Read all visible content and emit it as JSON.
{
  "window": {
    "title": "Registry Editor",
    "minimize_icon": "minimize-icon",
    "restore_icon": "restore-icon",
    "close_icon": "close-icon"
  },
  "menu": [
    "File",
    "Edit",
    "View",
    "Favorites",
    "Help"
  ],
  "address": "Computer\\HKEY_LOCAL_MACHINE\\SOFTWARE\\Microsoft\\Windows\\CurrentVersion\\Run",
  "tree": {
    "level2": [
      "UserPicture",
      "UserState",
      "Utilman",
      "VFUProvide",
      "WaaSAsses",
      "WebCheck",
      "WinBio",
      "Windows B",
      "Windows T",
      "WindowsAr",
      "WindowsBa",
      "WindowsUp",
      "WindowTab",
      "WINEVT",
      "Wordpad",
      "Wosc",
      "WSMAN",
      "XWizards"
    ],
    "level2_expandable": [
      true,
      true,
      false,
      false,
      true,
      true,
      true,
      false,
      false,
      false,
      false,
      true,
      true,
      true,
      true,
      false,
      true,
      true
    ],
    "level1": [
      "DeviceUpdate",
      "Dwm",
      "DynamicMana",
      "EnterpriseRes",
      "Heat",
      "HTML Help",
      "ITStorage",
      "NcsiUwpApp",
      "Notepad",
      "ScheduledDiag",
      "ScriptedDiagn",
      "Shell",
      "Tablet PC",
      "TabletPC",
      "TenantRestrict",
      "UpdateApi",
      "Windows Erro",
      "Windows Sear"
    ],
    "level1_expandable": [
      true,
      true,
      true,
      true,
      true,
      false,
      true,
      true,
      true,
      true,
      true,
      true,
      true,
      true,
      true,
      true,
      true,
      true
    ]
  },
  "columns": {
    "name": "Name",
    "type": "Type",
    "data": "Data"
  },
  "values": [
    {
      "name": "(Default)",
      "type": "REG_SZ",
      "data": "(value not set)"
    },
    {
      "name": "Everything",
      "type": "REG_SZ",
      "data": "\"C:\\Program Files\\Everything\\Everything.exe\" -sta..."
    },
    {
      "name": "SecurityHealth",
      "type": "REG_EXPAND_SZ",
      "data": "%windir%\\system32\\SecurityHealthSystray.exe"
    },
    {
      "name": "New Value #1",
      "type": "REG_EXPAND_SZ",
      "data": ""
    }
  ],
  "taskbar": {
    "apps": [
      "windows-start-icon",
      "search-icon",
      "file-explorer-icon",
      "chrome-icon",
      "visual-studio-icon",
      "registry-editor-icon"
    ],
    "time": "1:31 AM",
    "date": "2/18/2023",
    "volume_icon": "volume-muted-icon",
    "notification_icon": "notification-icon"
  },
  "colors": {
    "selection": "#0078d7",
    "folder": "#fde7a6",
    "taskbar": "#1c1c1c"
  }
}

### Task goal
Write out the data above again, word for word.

### Response box
Read all visible content and emit it as JSON.
{
  "window": {
    "title": "Registry Editor",
    "minimize_icon": "minimize-icon",
    "restore_icon": "restore-icon",
    "close_icon": "close-icon"
  },
  "menu": [
    "File",
    "Edit",
    "View",
    "Favorites",
    "Help"
  ],
  "address": "Computer\\HKEY_LOCAL_MACHINE\\SOFTWARE\\Microsoft\\Windows\\CurrentVersion\\Run",
  "tree": {
    "level2": [
      "UserPicture",
      "UserState",
      "Utilman",
      "VFUProvide",
      "WaaSAsses",
      "WebCheck",
      "WinBio",
      "Windows B",
      "Windows T",
      "WindowsAr",
      "WindowsBa",
      "WindowsUp",
      "WindowTab",
      "WINEVT",
      "Wordpad",
      "Wosc",
      "WSMAN",
      "XWizards"
    ],
    "level2_expandable": [
      true,
      true,
      false,
      false,
      true,
      true,
      true,
      false,
      false,
      false,
      false,
      true,
      true,
      true,
      true,
      false,
      true,
      true
    ],
    "level1": [
      "DeviceUpdate",
      "Dwm",
      "DynamicMana",
      "EnterpriseRes",
      "Heat",
      "HTML Help",
      "ITStorage",
      "NcsiUwpApp",
      "Notepad",
      "ScheduledDiag",
      "ScriptedDiagn",
      "Shell",
      "Tablet PC",
      "TabletPC",
      "TenantRestrict",
      "UpdateApi",
      "Windows Erro",
      "Windows Sear"
    ],
    "level1_expandable": [
      true,
      true,
      true,
      true,
      true,
      false,
      true,
      true,
      true,
      true,
      true,
      true,
      true,
      true,
      true,
      true,
      true,
      true
    ]
  },
  "columns": {
    "name": "Name",
    "type": "Type",
    "data": "Data"
  },
  "values": [
    {
      "name": "(Default)",
      "type": "REG_SZ",
      "data": "(value not set)"
    },
    {
      "name": "Everything",
      "type": "REG_SZ",
      "data": "\"C:\\Program Files\\Everything\\Everything.exe\" -sta..."
    },
    {
      "name": "SecurityHealth",
      "type": "REG_EXPAND_SZ",
      "data": "%windir%\\system32\\SecurityHealthSystray.exe"
    },
    {
      "name": "New Value #1",
      "type": "REG_EXPAND_SZ",
      "data": ""
    }
  ],
  "taskbar": {
    "apps": [
      "windows-start-icon",
      "search-icon",
      "file-explorer-icon",
      "chrome-icon",
      "visual-studio-icon",
      "registry-editor-icon"
    ],
    "time": "1:31 AM",
    "date": "2/18/2023",
    "volume_icon": "volume-muted-icon",
    "notification_icon": "notification-icon"
  },
  "colors": {
    "selection": "#0078d7",
    "folder": "#fde7a6",
    "taskbar": "#1c1c1c"
  }
}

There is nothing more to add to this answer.